Image-shift: 13 points on (graphic) design
Sandy Kaltenborn of the Berlin-based studio Image-Shift drafts out 13 points sharing their perspective on (graphic) design, clearly and practically demonstrating how it works as a fundamentally social practice.
design requires positioning. you need to know where you stand, to know from where you are speaking. otherwise you are like a leaf in the wind, pushed by aesthetic trends and market requests. this is not something static — its is something which has to be re-questioned over and over again as the "being shapes our consciousness" — and we are not immune against the complex offers of capitalist (market) culture, which confronts us every day. in this sense we are (productively) dependent towards others who share our values. for us these people are our friends, the left (whatever this is...) and people we meet here and there. they are everywhere — though we don’t always share the same language we are happy to say "hello" once in a while.
we work with our clients. we don’t work for our clients (or for any kind of market requests), but on society, as a service to society. this also means we reject the working conditions created by the culture of service industries — where money structures the dependencies / the relations between us and our clients rather than the ideas we share with them. we are not friends with the cultural industries, as we believe that culture has other cause, than serving an industry.
we are interested in the social usage of images and the visual products we put into this world. we try to implement this understanding into our design work. we understand the distribution of the visual products as part of the (communication) design process. we try to see the recipient on the same level in shaping the discourses as us the designers and as our clients who bring the problems, the tasks, the work to our desks.
Design Against Design emerges out of a deep frustration with the current state of design discourse.
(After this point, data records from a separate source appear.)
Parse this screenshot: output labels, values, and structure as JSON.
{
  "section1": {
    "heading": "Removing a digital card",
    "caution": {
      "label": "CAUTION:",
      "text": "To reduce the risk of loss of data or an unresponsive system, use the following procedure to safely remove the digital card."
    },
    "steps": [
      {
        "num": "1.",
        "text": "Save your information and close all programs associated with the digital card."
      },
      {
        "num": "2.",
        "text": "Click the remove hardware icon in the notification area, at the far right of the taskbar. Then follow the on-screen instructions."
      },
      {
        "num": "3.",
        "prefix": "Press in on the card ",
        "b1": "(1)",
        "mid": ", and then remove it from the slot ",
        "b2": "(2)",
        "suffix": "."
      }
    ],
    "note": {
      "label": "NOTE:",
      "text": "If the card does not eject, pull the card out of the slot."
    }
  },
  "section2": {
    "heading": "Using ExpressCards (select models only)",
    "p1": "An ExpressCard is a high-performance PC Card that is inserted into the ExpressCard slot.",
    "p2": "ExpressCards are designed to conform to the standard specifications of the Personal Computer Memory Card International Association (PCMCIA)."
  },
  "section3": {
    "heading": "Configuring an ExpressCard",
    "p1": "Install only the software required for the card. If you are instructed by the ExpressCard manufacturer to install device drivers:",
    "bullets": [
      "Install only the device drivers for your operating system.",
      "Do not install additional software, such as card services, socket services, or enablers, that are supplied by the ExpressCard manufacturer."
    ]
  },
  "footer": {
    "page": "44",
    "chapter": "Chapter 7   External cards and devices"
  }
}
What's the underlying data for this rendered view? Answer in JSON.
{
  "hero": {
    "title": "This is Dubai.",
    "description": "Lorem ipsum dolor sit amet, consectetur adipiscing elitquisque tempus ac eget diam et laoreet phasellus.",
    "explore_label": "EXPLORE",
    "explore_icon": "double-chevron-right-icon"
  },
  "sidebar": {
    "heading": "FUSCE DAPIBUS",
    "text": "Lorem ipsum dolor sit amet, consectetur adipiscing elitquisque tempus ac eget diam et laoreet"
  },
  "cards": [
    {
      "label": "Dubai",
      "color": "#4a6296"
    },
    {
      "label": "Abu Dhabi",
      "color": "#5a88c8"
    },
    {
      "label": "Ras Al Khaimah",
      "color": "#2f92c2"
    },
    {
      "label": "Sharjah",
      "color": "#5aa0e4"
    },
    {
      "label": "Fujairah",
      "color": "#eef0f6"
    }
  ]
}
And we’re pretty sure we’re not the only ones feeling this way. Francisco Laranjo’s article/rant, originally published in Modes of Criticism 3 – Design and Democracy, sets the tone for our criticism.
We republished the First Things First Manifesto numerous times with decreasing effect. We made post-it notes the symbol of design thinking, elevating it to a meaningless term used by businesses across sectors.
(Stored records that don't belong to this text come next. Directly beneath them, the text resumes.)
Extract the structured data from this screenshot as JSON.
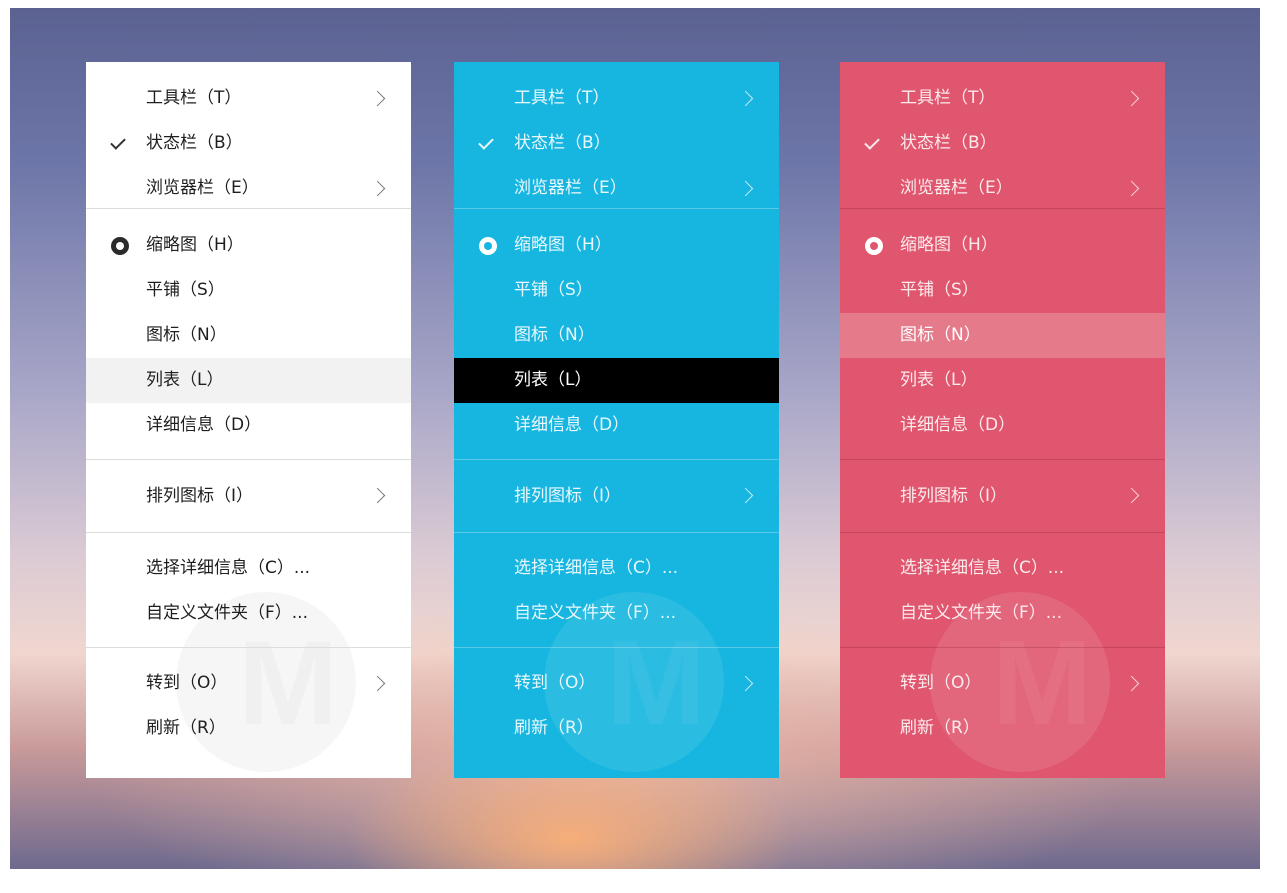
{
  "menu_items": {
    "toolbar": "工具栏（T）",
    "statusbar": "状态栏（B）",
    "browserbar": "浏览器栏（E）",
    "thumbnails": "缩略图（H）",
    "tiles": "平铺（S）",
    "icons": "图标（N）",
    "list": "列表（L）",
    "details": "详细信息（D）",
    "arrange_icons": "排列图标（I）",
    "choose_details": "选择详细信息（C）...",
    "customize_folder": "自定义文件夹（F）...",
    "go_to": "转到（O）",
    "refresh": "刷新（R）"
  },
  "themes": [
    {
      "name": "white",
      "background": "#ffffff",
      "highlighted_item": "列表（L）",
      "highlight_color": "#f2f2f2"
    },
    {
      "name": "blue",
      "background": "#17b6e0",
      "highlighted_item": "列表（L）",
      "highlight_color": "#000000"
    },
    {
      "name": "red",
      "background": "#e0566e",
      "highlighted_item": "图标（N）",
      "highlight_color": "#e57a8b"
    }
  ],
  "checked_item": "状态栏（B）",
  "selected_view": "缩略图（H）",
  "icons": {
    "check": "check-icon",
    "radio": "radio-selected-icon",
    "submenu": "chevron-right-icon"
  }
}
We made stretched typefaces cool, maximalism hot and anti-design mod again. We’re specialists in presenting variations of the past and selling them as novelty. So we fetishised vaporwave, repackaged it via MTV and turned it mainstream. We made trendlist happen and created an app to speed up the styling process. We spread Mr. Keedy’s Global Style… the beautiful miracle of replicating generic styles regardless of context to much applause across the design press. We insist on the existence of ‘neutral reporting’. Graphic design has been instrumental in the rise of capitalism and neoliberalism. The design press should be responsible for their selection criteria. They maintain the status quo. So this reminder comes as no surprise: all design magazines are political magazines.
We gave hundreds of pencils with different hierarchies, rubbed shoulders with every year’s ‘new blood’ and kept business as usual. We celebrate all things design with self-praise and nothing but good intentions: good design is (still and mainly) good business. And it’s this race for fame and awards, for young guns and the coolest designers under-30 that we happily feed. Entrenched competitiveness defines the culture of design, nurtured by supportive ❤❤ on every social media network. Design is now sold and marketed as a science of winning, with a variety of image filters, from ‘curated’ feeds of designers’ lifestyle, to schools that claim to give the necessary skills to be a graphic designer in 6 months, or world-renowned universities displaying their rank as badges of merit, year after year. Design education is now ranking warfare as business strategy.